Common pitches include 0.5mm, 1 mm, 1.25mm, 2 mm. Thinner than ribbon cable.

FFC connectors often refer to the PCB sockets that accept the end of these cables, although complex designs may opt for specific connectors that take less space.

Related are Flexible Printed Circuits, which are circuits built fairly directly onto these cables (often using small SMD components, and often fairly simple circuits).

See also:

(Card) Edge Connectors

back of a 5.25" floppy drive with a card edge connector, notched to match the connector on the bottom

Refers to connections where one side is part of the PCB itself, with traces going to the edge in regular spacing, meant to plug into a spring connector socket,

That socket is often either fixed on a PCB (consider RAM, PCIx and similar), or sometimes in the middle of a cable (consider 5.25" floppy drive connectors)

Consider e.g.

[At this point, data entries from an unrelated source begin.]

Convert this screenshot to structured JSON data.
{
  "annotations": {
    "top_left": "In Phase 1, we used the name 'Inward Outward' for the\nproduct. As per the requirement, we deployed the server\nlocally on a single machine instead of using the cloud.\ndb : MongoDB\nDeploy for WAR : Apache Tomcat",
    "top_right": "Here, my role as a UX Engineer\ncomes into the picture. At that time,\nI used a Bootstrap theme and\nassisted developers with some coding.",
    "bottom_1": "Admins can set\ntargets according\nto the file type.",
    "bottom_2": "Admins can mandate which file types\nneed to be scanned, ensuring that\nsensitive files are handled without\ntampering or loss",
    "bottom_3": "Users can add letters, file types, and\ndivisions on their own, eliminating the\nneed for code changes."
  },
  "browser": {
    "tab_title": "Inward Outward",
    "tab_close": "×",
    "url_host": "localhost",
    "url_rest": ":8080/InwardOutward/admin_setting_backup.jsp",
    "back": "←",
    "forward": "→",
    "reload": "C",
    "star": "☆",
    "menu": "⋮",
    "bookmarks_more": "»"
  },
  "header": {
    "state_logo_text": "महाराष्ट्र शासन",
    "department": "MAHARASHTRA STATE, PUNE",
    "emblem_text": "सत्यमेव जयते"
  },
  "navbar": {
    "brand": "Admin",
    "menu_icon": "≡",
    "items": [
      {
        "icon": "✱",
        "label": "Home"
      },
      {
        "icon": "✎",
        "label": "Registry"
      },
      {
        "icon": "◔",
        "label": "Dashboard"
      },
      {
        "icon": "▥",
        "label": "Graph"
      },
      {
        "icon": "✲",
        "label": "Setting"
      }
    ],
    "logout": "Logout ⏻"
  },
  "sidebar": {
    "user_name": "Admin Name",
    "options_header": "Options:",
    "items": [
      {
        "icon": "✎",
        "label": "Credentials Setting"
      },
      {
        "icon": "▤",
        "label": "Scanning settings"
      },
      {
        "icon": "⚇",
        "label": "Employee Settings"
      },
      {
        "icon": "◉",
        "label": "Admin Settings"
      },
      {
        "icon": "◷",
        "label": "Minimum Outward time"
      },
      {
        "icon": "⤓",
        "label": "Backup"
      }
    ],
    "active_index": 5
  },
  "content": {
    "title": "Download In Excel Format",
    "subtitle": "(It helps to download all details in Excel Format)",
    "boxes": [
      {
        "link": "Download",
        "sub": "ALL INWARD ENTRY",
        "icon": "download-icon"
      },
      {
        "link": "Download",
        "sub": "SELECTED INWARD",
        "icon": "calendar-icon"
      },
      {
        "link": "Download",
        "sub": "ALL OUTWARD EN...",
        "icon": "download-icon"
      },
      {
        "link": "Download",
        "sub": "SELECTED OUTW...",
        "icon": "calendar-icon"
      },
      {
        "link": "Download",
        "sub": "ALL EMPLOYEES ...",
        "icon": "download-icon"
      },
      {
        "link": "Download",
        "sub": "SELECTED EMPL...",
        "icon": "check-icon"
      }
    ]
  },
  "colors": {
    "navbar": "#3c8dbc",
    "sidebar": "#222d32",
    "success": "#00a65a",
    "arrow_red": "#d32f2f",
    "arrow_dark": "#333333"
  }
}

  • various buses for expansion cards (ISO, PCI, AGP, PCIx, etc.)
  • various game ROM cartridges (NES [27], Sega[28], N64[29], etc.), Gameboy, DS, Switch
    • some gray area -- many memory cards do not technically qualify - they look the same as these cartridges, except that the contacts are often not traces on a PCB
  • 5.25" floppy drives (two-sided, 34-pin)
  • RAM modules (rather smaller pitch)

A lot of these are two-sided, but simpler cases are not

See also:

Board-to-Board connectors

This article/section is a stub — probably a pile of half-sorted notes, is not well-checked so may have incorrect bits. (Feel free to ignore, or tell me)

Broadly refers to anything that does many-channel signaling between distinct circuit boards.

Can refer to

  • setups that directly fit boards together (often fairly specialized, small, pin-dense connectors)
  • things only useful for board connectors, like FFC
  • wire-to-board used to connect boards, like IDC

Specific physical layouts like Arduino shields, mikroBUS